§ **What you have to do**:
Extract the records in full, leaving every picture out.
── Exercise material ──
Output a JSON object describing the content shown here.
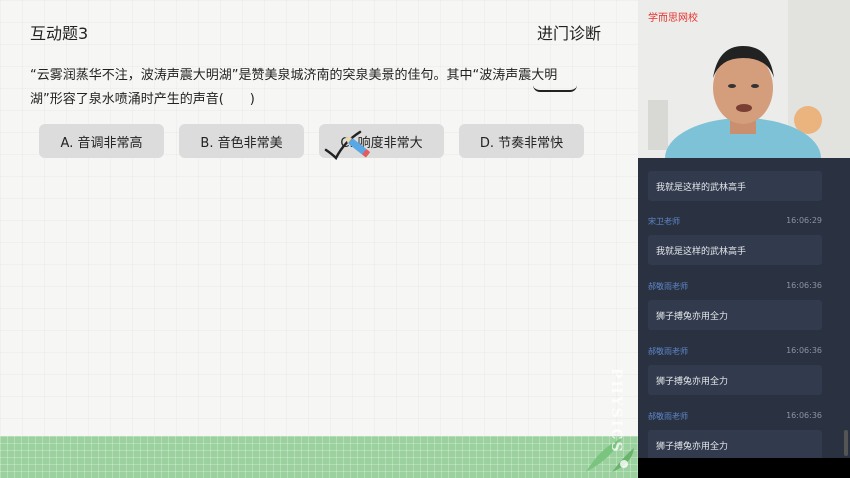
{
  "slide": {
    "title": "互动题3",
    "section": "进门诊断",
    "question_part1": "“云雾润蒸华不注，波涛声震大明湖”是赞美泉城济南的突泉美景的佳句。其中“",
    "question_highlight": "波涛声震大明",
    "question_part2": "湖”形容了泉水喷涌时产生的声音(　　)",
    "options": [
      {
        "label": "A. 音调非常高"
      },
      {
        "label": "B. 音色非常美"
      },
      {
        "label": "C. 响度非常大"
      },
      {
        "label": "D. 节奏非常快"
      }
    ],
    "watermark": "PHYSICS"
  },
  "video": {
    "brand": "学而思网校"
  },
  "chat": {
    "messages": [
      {
        "sender": "",
        "time": "",
        "text": "我就是这样的武林高手"
      },
      {
        "sender": "宋卫老师",
        "time": "16:06:29",
        "text": "我就是这样的武林高手"
      },
      {
        "sender": "郝敬雨老师",
        "time": "16:06:36",
        "text": "狮子搏兔亦用全力"
      },
      {
        "sender": "郝敬雨老师",
        "time": "16:06:36",
        "text": "狮子搏兔亦用全力"
      },
      {
        "sender": "郝敬雨老师",
        "time": "16:06:36",
        "text": "狮子搏兔亦用全力"
      }
    ]
  },
  "colors": {
    "slide_bg": "#f6f6f4",
    "option_bg": "#dcdcdc",
    "footer_green": "#9bd19e",
    "chat_bg": "#2a3242",
    "chat_sender": "#5f86c8",
    "brand_red": "#e5322d",
    "check_mark": "#222222",
    "pen_blue": "#5aa7e6"
  }
}
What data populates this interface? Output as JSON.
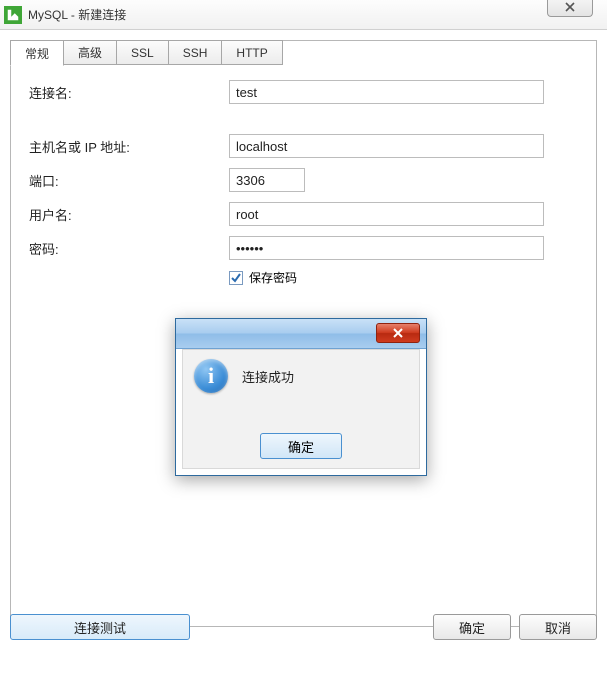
{
  "window": {
    "title": "MySQL - 新建连接"
  },
  "tabs": {
    "general": "常规",
    "advanced": "高级",
    "ssl": "SSL",
    "ssh": "SSH",
    "http": "HTTP"
  },
  "form": {
    "connection_name_label": "连接名:",
    "connection_name_value": "test",
    "hostname_label": "主机名或 IP 地址:",
    "hostname_value": "localhost",
    "port_label": "端口:",
    "port_value": "3306",
    "username_label": "用户名:",
    "username_value": "root",
    "password_label": "密码:",
    "password_value": "••••••",
    "save_password_label": "保存密码",
    "save_password_checked": true
  },
  "buttons": {
    "test_connection": "连接测试",
    "ok": "确定",
    "cancel": "取消"
  },
  "modal": {
    "message": "连接成功",
    "ok": "确定"
  }
}
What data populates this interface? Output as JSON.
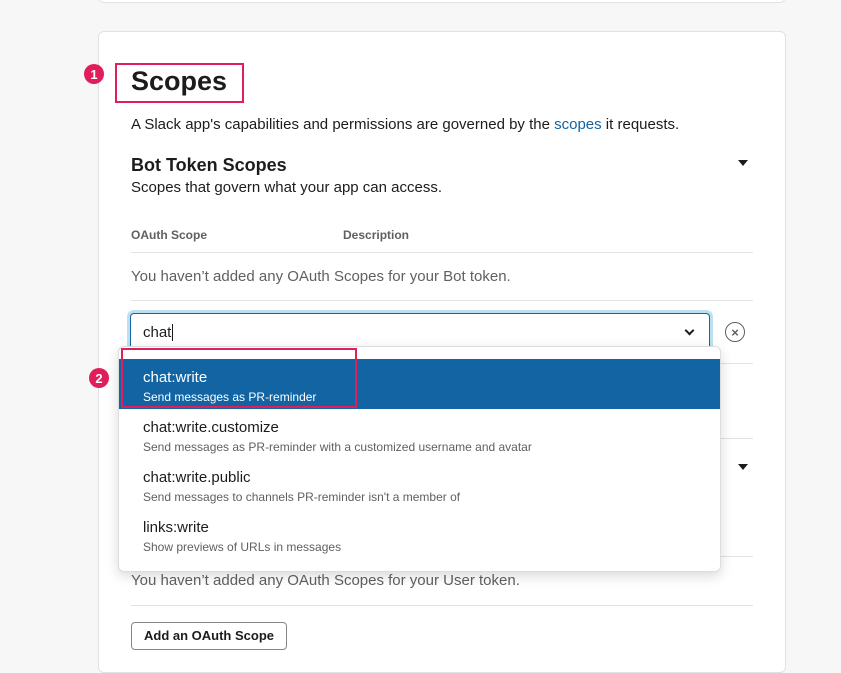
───
§ **Reply**:
Output a JSON object describing the content shown here.
{
  "slide": {
    "title": "互动题3",
    "section": "进门诊断",
    "question_part1": "“云雾润蒸华不注，波涛声震大明湖”是赞美泉城济南的突泉美景的佳句。其中“",
    "question_highlight": "波涛声震大明",
    "question_part2": "湖”形容了泉水喷涌时产生的声音(　　)",
    "options": [
      {
        "label": "A. 音调非常高"
      },
      {
        "label": "B. 音色非常美"
      },
      {
        "label": "C. 响度非常大"
      },
      {
        "label": "D. 节奏非常快"
      }
    ],
    "watermark": "PHYSICS"
  },
  "video": {
    "brand": "学而思网校"
  },
  "chat": {
    "messages": [
      {
        "sender": "",
        "time": "",
        "text": "我就是这样的武林高手"
      },
      {
        "sender": "宋卫老师",
        "time": "16:06:29",
        "text": "我就是这样的武林高手"
      },
      {
        "sender": "郝敬雨老师",
        "time": "16:06:36",
        "text": "狮子搏兔亦用全力"
      },
      {
        "sender": "郝敬雨老师",
        "time": "16:06:36",
        "text": "狮子搏兔亦用全力"
      },
      {
        "sender": "郝敬雨老师",
        "time": "16:06:36",
        "text": "狮子搏兔亦用全力"
      }
    ]
  },
  "colors": {
    "slide_bg": "#f6f6f4",
    "option_bg": "#dcdcdc",
    "footer_green": "#9bd19e",
    "chat_bg": "#2a3242",
    "chat_sender": "#5f86c8",
    "brand_red": "#e5322d",
    "check_mark": "#222222",
    "pen_blue": "#5aa7e6"
  }
}
What data populates this interface? Output as JSON.
{
  "window": {
    "title": "MySQL - 新建连接"
  },
  "tabs": {
    "general": "常规",
    "advanced": "高级",
    "ssl": "SSL",
    "ssh": "SSH",
    "http": "HTTP"
  },
  "form": {
    "connection_name_label": "连接名:",
    "connection_name_value": "test",
    "hostname_label": "主机名或 IP 地址:",
    "hostname_value": "localhost",
    "port_label": "端口:",
    "port_value": "3306",
    "username_label": "用户名:",
    "username_value": "root",
    "password_label": "密码:",
    "password_value": "••••••",
    "save_password_label": "保存密码",
    "save_password_checked": true
  },
  "buttons": {
    "test_connection": "连接测试",
    "ok": "确定",
    "cancel": "取消"
  },
  "modal": {
    "message": "连接成功",
    "ok": "确定"
  }
}
What data populates this interface? Output as JSON.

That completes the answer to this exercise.